Having recently had a makeover, The Abbeville which is located on a quiet high street near Clapham Common, continues to be a cosy neighbourhood pub, perfect for wiling away the day. We wandered over to this leafy area of London on a lovely sunny Saturday afternoon. The chairs and tables on the pavement outside the pub were packed with late twenty to thirty year olds, soaking up the weather, relaxing, drinking and tucking into some British grub. Exactly the kind of chilled out atmosphere you want from a neighbourhood pub.
Inside The Abbeville, there are lots of snug nooks and crannies decorated with a charming mix of fittings and furnishings - an overall rustic-style pub. The seasonal British menu is filled with simple dishes that flit between gastro and typical pub-inspired food. The starters were the most exciting with dishes such as pork, rabbit and pistachio terrine, and soft boiled duck egg with Portland brown crab soldier. We opted for roasted figs with ‘golden cross’ goat’s cheese and pure London honey; a glorious combination that would have been even better if the figs had actually arrived roasted. A starter of juicy scallops with pea puree, earthy black pudding and green apple salad was a lovely classic combination. My only qualm was the portion size, which felt a little stingy (only 2 scallops for £8.25). The main dishes included some typical pub classics, embracing the traditional burgers, steaks and fish pie. I was hoping to try the steak and chips, but with the sun beating down and warming me up, the thought of facing a chunk of cow didn’t feel quite right. So instead I tucked into a roasted whole seabass with baby fennel and smoked aubergine. The fish was well cooked and a heap of deep fried dill added a good textural and salty element. My friend's order of guinea fowl breast wrapped in bacon with a small confit leg was accompanied by comforting creamed leeks and a fried ball of good old bubble and squeak. Again the portions were fairly small, and we both regretted not ordering side dishes.
We looked to the thoroughly British dessert menu for some hope of filling up the gaps. Unfortunately both our choices of banoffee pie and baked bourbon custard were a little on the disappointing side. The bananas were black and there was an absence of the much needed ‘offee’, whilst the bourbon custard sadly lacked flavour let alone a hint of bourbon. Despite our final course being a touch hit and miss, The Abbeville's character and relaxed, friendly atmosphere will probably earn it a regular band of clientele.

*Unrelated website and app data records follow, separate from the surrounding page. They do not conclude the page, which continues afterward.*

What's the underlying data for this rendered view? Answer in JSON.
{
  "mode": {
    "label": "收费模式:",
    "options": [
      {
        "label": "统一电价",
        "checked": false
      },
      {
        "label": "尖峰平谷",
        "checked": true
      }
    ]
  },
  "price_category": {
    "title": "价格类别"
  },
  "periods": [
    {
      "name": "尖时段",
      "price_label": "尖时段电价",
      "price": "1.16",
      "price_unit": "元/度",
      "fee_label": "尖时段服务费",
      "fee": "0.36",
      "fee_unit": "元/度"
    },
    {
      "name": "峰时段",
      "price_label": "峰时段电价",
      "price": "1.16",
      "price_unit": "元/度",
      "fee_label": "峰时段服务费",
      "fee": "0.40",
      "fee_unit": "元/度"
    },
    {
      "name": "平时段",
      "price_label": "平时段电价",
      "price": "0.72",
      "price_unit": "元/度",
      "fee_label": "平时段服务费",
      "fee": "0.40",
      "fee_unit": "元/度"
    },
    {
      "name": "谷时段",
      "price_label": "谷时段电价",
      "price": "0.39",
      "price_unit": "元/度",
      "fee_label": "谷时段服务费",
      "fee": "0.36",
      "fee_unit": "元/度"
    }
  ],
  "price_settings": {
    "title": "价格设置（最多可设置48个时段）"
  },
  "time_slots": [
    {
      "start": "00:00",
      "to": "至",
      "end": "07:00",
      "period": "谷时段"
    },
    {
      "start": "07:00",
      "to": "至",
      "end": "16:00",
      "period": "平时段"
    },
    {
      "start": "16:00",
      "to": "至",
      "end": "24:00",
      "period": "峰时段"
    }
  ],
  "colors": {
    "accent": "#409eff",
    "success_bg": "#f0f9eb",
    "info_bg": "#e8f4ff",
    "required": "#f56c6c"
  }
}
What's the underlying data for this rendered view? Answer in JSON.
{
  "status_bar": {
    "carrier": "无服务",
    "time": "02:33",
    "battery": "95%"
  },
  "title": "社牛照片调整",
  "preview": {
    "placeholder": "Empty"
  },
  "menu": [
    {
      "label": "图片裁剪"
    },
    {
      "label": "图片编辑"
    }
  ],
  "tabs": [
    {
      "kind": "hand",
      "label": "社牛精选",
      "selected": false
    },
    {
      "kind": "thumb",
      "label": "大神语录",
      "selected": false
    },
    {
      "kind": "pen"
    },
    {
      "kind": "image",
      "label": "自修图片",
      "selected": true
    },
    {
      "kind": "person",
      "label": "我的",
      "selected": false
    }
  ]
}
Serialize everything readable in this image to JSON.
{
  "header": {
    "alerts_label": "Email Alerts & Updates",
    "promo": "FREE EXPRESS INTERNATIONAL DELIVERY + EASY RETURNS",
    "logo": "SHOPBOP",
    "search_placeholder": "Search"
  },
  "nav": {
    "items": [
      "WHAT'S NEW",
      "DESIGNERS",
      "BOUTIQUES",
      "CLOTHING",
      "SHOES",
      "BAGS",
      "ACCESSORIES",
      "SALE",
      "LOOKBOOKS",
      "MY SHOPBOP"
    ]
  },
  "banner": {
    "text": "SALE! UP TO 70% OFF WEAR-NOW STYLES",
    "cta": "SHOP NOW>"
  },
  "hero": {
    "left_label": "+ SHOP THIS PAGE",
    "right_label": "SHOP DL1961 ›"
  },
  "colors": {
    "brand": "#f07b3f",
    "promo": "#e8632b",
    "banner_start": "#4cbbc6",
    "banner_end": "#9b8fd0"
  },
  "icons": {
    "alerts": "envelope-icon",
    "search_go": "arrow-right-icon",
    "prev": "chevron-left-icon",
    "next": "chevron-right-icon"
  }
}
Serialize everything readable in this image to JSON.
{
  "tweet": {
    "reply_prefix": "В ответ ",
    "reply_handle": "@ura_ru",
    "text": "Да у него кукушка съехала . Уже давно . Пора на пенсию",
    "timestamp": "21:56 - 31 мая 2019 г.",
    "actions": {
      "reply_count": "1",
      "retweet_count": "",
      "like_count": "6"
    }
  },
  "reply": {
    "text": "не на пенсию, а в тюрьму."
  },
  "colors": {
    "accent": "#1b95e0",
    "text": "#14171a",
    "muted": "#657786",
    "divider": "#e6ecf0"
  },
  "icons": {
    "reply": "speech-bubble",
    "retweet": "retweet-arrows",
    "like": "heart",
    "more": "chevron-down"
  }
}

A three course meal for two without wine will set you back by around £50 - £60.
**Reviewed by: **Leila Sarraf